Monday, September 19, 2011
Michael Young 'never wanted to leave'
ARLINGTON, Texas -- Michael Young insists he never really wanted to leave Texas, even after requesting a trade last winter.
So when the Rangers' longest-tenured player stayed in Texas, he stayed Young and is having one of the best seasons in his career.
"It's one of the best trades that never happened," teammate David Murphy said.
The 34-year-old Young has remained a steady presence for the Rangers as they close in on another AL West title. He already has more than 100 RBIs and is only two hits shy of his sixth 200-hit season while hitting .331. That matches his career best and was tied for second in the AL on Monday, the team's last day off in the regular season.
"I don't consider this to be any different than my other years. All I care about is being healthy and being consistent," said Young, a .303 career hitter in his 11th season. "Every year you might find one season that's maybe slightly below my norm, another season might be slightly above it, but I like to think I'm always the same guy."
Even when having a new role and changing positions again.
Young became primarily a designated hitter and utility infielder after the Rangers this winter signed All-Star and Gold Glove-winning third baseman Adrian Beltre and then traded for catcher Mike Napoli.

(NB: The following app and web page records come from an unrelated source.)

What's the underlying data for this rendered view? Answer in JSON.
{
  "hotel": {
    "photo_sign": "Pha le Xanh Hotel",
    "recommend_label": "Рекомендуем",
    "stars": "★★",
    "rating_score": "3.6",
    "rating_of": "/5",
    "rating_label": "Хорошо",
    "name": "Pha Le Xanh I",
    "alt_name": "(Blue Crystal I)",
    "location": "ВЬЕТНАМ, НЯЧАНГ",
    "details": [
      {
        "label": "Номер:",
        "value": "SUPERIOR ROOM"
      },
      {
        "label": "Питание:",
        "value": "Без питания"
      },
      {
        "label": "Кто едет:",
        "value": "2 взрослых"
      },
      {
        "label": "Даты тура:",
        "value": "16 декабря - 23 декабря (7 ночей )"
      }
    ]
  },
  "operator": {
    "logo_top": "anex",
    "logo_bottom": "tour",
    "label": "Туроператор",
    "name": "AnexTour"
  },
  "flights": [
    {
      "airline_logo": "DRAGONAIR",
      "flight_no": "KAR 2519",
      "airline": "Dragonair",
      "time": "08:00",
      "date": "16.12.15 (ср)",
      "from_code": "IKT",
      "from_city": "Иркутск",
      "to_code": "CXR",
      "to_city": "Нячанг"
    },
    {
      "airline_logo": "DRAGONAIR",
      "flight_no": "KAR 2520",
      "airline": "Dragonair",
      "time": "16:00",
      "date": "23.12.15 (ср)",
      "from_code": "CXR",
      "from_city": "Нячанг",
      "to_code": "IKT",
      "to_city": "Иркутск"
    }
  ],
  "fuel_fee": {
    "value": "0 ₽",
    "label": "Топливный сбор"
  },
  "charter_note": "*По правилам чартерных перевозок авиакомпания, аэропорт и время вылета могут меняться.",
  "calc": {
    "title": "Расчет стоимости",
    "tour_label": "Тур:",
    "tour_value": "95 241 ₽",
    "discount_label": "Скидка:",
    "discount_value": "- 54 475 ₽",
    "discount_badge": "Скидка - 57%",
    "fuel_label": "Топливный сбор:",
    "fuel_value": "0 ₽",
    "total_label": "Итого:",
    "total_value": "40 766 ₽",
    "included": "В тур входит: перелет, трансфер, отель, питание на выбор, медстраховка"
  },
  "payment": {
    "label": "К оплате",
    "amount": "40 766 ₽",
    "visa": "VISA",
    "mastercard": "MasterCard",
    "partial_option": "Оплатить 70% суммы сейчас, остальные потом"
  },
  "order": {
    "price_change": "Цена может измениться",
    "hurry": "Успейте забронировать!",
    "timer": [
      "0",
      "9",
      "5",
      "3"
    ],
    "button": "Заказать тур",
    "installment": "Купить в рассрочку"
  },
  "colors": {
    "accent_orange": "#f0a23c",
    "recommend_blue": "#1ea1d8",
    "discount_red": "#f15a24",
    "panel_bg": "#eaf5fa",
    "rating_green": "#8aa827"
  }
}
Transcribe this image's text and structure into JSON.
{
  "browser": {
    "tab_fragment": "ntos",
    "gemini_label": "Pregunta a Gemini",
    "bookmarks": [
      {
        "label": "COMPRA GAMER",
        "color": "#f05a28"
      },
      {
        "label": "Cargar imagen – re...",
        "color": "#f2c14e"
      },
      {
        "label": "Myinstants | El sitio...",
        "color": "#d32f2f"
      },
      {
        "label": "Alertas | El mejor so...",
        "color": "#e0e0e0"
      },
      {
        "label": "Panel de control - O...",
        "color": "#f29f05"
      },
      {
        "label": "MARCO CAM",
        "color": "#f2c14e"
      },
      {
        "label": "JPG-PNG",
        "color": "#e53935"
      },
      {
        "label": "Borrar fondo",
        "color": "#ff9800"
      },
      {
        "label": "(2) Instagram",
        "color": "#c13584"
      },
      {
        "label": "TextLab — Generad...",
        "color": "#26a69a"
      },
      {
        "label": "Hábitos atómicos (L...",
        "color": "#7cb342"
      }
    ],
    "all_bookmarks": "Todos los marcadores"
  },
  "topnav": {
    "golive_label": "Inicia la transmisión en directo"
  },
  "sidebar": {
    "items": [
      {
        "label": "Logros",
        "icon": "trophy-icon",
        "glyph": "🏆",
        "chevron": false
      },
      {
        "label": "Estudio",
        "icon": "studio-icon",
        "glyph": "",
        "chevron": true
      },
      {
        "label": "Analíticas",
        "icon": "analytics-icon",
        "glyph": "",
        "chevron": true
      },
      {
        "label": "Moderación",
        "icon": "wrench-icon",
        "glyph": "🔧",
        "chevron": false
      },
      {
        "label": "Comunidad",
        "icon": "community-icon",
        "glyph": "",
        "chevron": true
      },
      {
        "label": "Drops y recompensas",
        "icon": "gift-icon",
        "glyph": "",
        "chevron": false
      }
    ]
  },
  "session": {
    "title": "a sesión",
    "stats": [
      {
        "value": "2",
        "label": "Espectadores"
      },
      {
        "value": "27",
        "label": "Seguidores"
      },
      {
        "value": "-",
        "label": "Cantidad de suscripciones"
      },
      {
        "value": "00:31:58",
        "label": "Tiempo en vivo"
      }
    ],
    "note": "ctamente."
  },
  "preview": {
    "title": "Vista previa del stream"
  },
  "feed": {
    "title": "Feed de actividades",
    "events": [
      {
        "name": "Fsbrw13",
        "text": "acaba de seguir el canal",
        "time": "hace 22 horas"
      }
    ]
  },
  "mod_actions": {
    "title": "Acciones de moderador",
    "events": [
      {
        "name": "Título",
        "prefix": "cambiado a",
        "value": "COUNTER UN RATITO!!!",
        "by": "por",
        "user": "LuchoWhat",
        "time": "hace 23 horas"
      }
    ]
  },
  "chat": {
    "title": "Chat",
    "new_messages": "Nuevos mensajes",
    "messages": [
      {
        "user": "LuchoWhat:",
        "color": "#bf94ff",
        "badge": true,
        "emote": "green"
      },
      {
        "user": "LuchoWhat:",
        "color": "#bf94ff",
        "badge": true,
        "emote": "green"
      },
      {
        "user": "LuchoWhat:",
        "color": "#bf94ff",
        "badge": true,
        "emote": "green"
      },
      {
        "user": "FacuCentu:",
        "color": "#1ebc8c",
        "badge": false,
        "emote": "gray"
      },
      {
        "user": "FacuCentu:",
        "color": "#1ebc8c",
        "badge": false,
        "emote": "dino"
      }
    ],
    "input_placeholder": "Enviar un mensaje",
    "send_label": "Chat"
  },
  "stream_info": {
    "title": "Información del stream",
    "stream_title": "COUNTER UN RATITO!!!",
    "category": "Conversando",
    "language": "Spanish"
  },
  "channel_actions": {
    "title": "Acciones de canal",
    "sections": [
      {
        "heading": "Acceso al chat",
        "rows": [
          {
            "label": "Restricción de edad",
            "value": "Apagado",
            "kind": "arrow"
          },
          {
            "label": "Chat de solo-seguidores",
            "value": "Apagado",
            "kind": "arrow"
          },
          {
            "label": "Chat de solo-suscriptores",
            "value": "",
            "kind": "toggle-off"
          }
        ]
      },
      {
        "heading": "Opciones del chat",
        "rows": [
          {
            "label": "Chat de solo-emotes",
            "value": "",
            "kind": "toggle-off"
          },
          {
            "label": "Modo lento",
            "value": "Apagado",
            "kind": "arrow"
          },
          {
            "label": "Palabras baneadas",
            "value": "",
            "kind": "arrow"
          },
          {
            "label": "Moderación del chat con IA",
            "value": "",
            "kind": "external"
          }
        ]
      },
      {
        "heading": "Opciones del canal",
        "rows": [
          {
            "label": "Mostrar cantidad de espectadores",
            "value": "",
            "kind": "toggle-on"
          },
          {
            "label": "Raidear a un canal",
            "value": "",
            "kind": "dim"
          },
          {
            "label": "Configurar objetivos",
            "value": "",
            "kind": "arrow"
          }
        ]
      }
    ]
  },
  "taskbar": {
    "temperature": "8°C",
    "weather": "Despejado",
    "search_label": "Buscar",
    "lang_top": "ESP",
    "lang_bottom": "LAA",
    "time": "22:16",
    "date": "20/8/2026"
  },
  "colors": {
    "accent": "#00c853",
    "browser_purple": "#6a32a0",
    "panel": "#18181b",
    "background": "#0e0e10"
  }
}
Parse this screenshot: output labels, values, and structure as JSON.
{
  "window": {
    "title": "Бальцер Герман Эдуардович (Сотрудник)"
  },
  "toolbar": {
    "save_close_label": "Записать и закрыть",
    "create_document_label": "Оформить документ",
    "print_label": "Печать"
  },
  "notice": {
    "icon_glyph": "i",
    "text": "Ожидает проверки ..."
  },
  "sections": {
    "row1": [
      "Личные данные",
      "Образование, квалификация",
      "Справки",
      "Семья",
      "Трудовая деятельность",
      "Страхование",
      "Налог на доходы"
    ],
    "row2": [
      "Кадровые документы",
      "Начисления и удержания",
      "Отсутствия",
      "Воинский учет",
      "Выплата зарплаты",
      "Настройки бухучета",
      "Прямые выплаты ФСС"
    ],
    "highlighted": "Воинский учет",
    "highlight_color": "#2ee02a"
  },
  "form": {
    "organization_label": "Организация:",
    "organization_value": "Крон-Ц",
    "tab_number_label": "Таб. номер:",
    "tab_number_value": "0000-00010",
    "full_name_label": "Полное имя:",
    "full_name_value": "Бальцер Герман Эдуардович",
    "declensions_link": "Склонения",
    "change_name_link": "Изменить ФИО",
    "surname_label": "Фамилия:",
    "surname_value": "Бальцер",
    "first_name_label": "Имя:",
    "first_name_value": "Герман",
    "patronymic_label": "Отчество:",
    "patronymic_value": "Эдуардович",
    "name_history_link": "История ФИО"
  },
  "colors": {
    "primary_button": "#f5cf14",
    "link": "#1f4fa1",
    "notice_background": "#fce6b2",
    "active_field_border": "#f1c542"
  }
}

Napoli also was a DH and first baseman, the spots Texas had planned for Young after he played third base the past two seasons. The Rangers showed interest, too, in potential DHs Jim Thome and Manny Ramirez before getting Napoli.
The trade request by Young came in the weeks before spring training, and the Rangers tried to accommodate him in the aftermath of their first World Series.
When no deal happened, Young reported to Arizona on time and put his focus on the field. He told teammates he wouldn't be a distraction and said he was preparing to have the best season he could, just like he always has.
"I have really no desire to revisit anything that happened over the winter," Young said. "But I never wanted to leave. I always wanted to be here. My teammates know that."
Reigning AL MVP Josh Hamilton said it was hard to even consider that Young might not be around.
"He's just a professional's professional. He goes about his business, he's a leader in the clubhouse," Hamilton said during the team's last homestand. "It just shows you his talent level, capable of playing pretty much any position, and still getting the job done at the plate. So it's been fun to watch."
Young has started a team-high 151 of the Rangers' 153 games. While there have been 68 games as the DH, he has started 42 of the last 52 in the field during a stretch when Beltre missed six weeks with a strained left hamstring before coming back at the start of September. Young has started 38 games at third base, 13 at second and 32 at first -- a position he had never played at any level, not even Little League, before working there this spring.
Even while playing different spots in the field, nothing has changed at the plate for the Rangers' career hits leader -- at 2,046 and counting. He also has only 78 strikeouts this season, a career low in 599 at-bats. He won the AL batting title in 2005 with a .331 average.
But Young is taking no extra satisfaction in having success this season in a different situation.
"Not at all, none," he said. "No person or no situation can take me to a place I'm already at. I mean, either you're motivated or you're not. If you're relying on other people or a particular scenario to motivate you, you're probably in the wrong business. I'm motivated by winning and by playing well, simple as that."
And the Rangers (88-65) are finally winning after so many seasons of last-place finishes without ever winning a playoff series before last year.
Before Texas won the AL West title and got to the World Series a year ago, Young had played 1,508 regular-season games without getting into the playoffs. That was the second-longest streak for an active player.
Young was a second baseman when he became a starter for Texas in 2001, then switched to shortstop after Alex Rodriguez was traded in 2004 and was an All-Star five consecutive seasons. The Rangers moved Young to third base two years ago when shortstop Elvis Andrus was promoted from Double-A.
This time, Young had to prepare for multiple positions and not always being on the field.
"It further emphasizes how mentally tough he is," Murphy said. "He's going to be a leader and he's always going to be a team guy. ... Bottom line is he wants to win."
Regardless of which glove he needs, or if he only needs his bat, Young has gotten comfortable enough in his role that manager Ron Washington no longer has to give him a heads-up about where he will play any particular game.
"I'll check the lineup and I'll be fine," Young said.
"He's understanding now that he can play every single one of those positions so it doesn't faze him," Washington said. "It doesn't matter where I put him in that lineup, he delivers and we needed him to step up in the fourth spot when Beltre was down, and he didn't miss a beat. He just stepped up and kept doing what he do. He didn't change his approach, didn't change his style, kept doing what he does, and that's swing the bat and help us win."